# Activity
Only the lines with "khác" in them need to be copied from the listing.

▬▬▬

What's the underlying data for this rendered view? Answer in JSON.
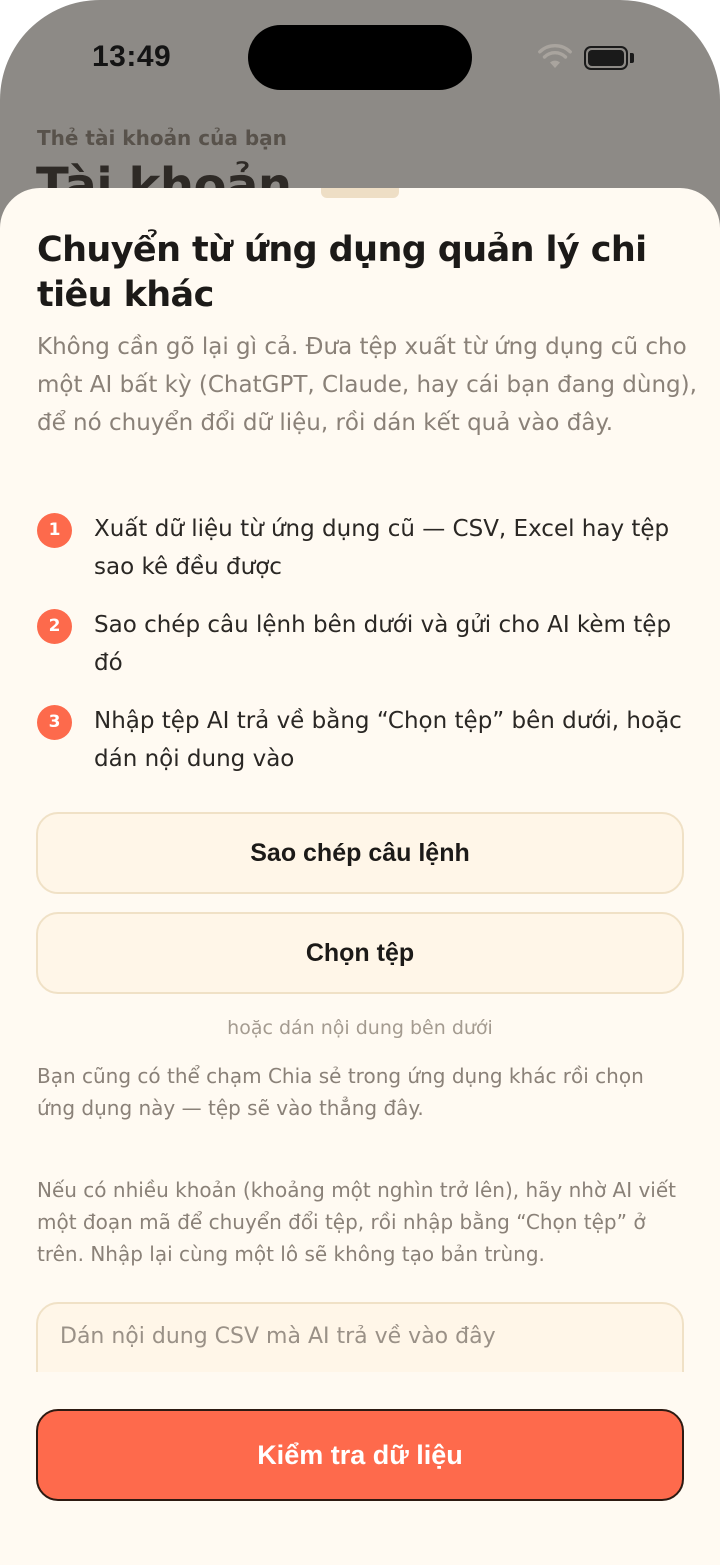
{
  "status_bar": {
    "time": "13:49",
    "icons": [
      "wifi-icon",
      "battery-icon"
    ]
  },
  "background_page": {
    "subtitle": "Thẻ tài khoản của bạn",
    "title": "Tài khoản"
  },
  "sheet": {
    "title": "Chuyển từ ứng dụng quản lý chi tiêu khác",
    "intro": "Không cần gõ lại gì cả. Đưa tệp xuất từ ứng dụng cũ cho một AI bất kỳ (ChatGPT, Claude, hay cái bạn đang dùng), để nó chuyển đổi dữ liệu, rồi dán kết quả vào đây.",
    "steps": [
      {
        "number": "1",
        "text": "Xuất dữ liệu từ ứng dụng cũ — CSV, Excel hay tệp sao kê đều được"
      },
      {
        "number": "2",
        "text": "Sao chép câu lệnh bên dưới và gửi cho AI kèm tệp đó"
      },
      {
        "number": "3",
        "text": "Nhập tệp AI trả về bằng “Chọn tệp” bên dưới, hoặc dán nội dung vào"
      }
    ],
    "copy_prompt_label": "Sao chép câu lệnh",
    "choose_file_label": "Chọn tệp",
    "or_paste_text": "hoặc dán nội dung bên dưới",
    "share_note": "Bạn cũng có thể chạm Chia sẻ trong ứng dụng khác rồi chọn ứng dụng này — tệp sẽ vào thẳng đây.",
    "many_items_note": "Nếu có nhiều khoản (khoảng một nghìn trở lên), hãy nhờ AI viết một đoạn mã để chuyển đổi tệp, rồi nhập bằng “Chọn tệp” ở trên. Nhập lại cùng một lô sẽ không tạo bản trùng.",
    "paste_placeholder": "Dán nội dung CSV mà AI trả về vào đây",
    "check_data_label": "Kiểm tra dữ liệu"
  },
  "colors": {
    "accent": "#fe6a4c",
    "sheet_background": "#fffaf2",
    "button_background": "#fff6e8",
    "button_border": "#f0e1c6",
    "dimmed_background": "#8d8a86"
  }
}
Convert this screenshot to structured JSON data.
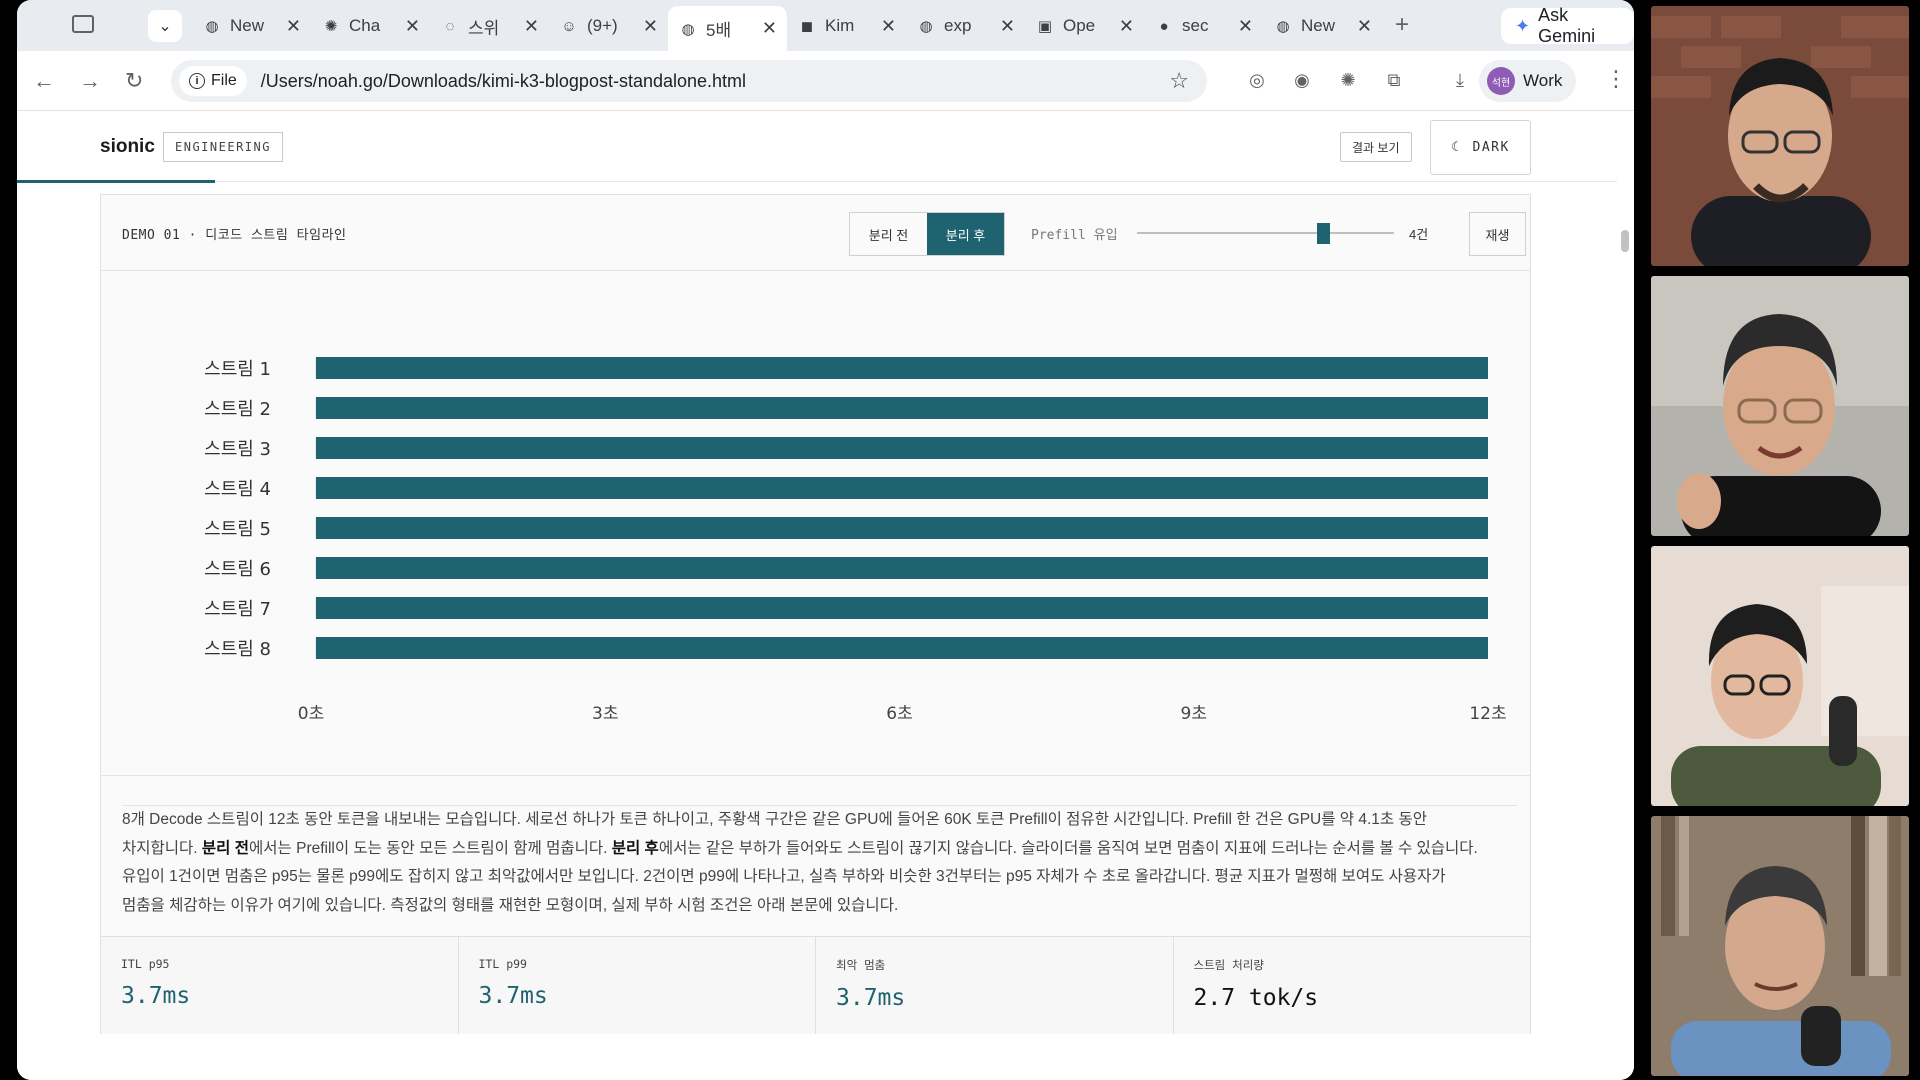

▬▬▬

# Written response
    "title": "Chuyển từ ứng dụng quản lý chi tiêu khác",
    "share_note": "Bạn cũng có thể chạm Chia sẻ trong ứng dụng khác rồi chọn ứng dụng này — tệp sẽ vào thẳng đây.",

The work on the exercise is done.